18 Nov 2021


Two young men collect water from a 18-metre well in the Grand Sud of Madagascar. © OCHA/Viviane Rakotoarivony

Daily Noon Briefing Highlights – 18 November 2021


Aid operations continue across Afghanistan, with new needs being identified in ongoing inter-agency assessments.

On 16 November, an inter-agency mission in Kandahar assessed the capacity and needs of a UN-supported health facility. The facility has recorded a significant increase in patients over the last three months because of a lack of access to basic health services in other districts. Increases in cases of severe acute malnutrition among children under age 5 were also noted.

The mission also visited a UN-supported reception centre for returnees providing cross-border return and reintegration services, including basic health services. Reportedly, more than 3,000 people have returned from Iran to Afghanistan since the border reopened in November.

In Hirat Province, some laboratory services have been halted for the last three weeks due to the non-payment of staff salaries. The UN and partners are reviewing the situation.

Yesterday [17 November], an inter-agency mission to Taloqan in Takhar Province conducted assessments to help vulnerable households. Takhar Province has seen an increase in the number of people requiring assistance, including due to drought.

Meanwhile, the use of unexploded ordnance (UXOs) across Afghanistan remains a major safety risk. On 15 and 16 November, two UXOs and one improvised explosive device detonated on several civilians, including three children, who were injured, in Tirinkot city, Uruzgan Province.

Thanks to generous contributions from donors and Member States, the Flash Appeal for Afghanistan, which seeks US$606 million for the last four months of 2021, is 87 per cent funded ($530 million).


The Humanitarian Coordinator for Madagascar, Issa Sanogo, today called on the international community to urgently increase its support to people facing severe hunger in the Grand Sud region of the country, as the Government and humanitarian partners launched a revised Flash Appeal.

The climate crisis is having a devastating impact on people’s lives in southern Madagascar. 

Humanitarian Coordinator Sanogo said that in recent visits to the Grand Sud he had seen families eating cactus or locusts to survive the worst drought the region has faced in more than 40 years.  

Consecutive droughts combined with sandstorms and pests have made it nearly impossible for people in southern Madagascar to grow their own food for at least three years now.  

The UN and partners in Madagascar estimate that 1.3 million people are facing severe hunger and 28,000 people are in famine-like conditions. 

Without urgent action, thousands of lives will be at risk.

Humanitarian organizations in Madagascar have significantly expanded their operations in 2021 and provided life-saving assistance to over 900,000 people. But the crisis continues and more has to be done. 

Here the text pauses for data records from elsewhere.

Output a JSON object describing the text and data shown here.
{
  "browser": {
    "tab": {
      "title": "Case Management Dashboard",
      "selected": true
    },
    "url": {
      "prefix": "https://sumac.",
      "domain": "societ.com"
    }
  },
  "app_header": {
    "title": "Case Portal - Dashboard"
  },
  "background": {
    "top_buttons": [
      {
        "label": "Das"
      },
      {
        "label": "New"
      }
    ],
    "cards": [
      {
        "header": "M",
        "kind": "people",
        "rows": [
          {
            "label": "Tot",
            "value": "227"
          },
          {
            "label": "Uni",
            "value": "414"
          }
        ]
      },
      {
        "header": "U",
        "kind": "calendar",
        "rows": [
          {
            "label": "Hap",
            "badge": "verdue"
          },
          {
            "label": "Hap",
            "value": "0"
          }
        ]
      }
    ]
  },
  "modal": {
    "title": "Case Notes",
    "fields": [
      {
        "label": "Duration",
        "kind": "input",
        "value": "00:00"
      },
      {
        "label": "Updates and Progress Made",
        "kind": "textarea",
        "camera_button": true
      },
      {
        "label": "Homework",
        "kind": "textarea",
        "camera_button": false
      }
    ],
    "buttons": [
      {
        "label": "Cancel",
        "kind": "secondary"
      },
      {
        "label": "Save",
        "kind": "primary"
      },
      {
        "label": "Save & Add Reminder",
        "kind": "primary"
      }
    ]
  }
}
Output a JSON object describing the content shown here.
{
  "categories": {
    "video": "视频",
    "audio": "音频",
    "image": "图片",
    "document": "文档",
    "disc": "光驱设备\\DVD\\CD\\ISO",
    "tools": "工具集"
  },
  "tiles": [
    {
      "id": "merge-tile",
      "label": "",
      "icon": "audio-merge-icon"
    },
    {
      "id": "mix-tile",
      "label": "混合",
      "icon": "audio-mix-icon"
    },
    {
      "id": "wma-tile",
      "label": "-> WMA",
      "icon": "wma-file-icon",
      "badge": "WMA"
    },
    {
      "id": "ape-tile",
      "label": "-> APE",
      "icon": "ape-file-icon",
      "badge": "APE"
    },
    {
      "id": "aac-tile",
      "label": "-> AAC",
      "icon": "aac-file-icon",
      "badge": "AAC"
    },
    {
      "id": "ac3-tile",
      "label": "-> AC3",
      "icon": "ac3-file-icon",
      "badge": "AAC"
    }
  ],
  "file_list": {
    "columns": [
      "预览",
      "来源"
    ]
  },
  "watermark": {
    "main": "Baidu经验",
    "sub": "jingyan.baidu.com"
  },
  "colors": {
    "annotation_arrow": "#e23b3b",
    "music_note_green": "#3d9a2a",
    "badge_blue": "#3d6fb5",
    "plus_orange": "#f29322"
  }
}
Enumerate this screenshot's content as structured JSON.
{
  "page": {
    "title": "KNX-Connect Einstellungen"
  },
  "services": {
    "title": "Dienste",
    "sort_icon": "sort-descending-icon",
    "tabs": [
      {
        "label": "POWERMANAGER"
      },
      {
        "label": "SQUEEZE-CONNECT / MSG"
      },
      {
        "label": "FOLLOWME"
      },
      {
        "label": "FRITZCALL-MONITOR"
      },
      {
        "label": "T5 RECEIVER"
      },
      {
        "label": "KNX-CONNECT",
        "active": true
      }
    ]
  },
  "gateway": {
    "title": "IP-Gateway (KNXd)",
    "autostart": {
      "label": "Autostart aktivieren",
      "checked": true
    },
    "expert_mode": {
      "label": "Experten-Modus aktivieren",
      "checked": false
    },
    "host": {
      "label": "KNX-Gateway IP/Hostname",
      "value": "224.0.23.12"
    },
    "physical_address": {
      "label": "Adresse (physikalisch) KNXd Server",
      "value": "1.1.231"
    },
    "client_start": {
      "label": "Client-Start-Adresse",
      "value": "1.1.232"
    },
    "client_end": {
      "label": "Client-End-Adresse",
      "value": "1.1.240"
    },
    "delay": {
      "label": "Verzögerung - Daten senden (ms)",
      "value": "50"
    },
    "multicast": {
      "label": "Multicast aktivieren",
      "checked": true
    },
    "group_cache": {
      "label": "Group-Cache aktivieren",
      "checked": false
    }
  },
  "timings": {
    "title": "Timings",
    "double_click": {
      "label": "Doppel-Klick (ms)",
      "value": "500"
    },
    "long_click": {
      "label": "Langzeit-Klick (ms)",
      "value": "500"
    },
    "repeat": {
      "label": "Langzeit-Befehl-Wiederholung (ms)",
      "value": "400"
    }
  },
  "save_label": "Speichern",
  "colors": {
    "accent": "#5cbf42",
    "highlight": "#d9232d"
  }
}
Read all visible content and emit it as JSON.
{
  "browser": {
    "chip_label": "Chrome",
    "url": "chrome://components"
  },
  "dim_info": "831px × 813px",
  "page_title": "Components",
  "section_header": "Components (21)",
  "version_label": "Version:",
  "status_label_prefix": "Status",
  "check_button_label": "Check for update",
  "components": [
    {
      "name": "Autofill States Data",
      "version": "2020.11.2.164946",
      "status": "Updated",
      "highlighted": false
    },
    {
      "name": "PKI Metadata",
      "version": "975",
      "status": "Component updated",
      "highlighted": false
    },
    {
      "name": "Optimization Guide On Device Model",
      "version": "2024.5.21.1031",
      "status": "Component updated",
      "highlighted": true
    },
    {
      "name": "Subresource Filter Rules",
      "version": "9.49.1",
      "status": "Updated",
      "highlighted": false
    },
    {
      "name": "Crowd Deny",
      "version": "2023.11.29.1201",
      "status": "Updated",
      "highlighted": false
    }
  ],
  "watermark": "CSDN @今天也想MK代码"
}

While donors have generously contributed nearly $120 million out of the $231 million required under the revised Flash Appeal, additional funding is immediately required to enable humanitarian organizations to provide food, water, health services, and life-saving nutrition treatment for people desperately in need.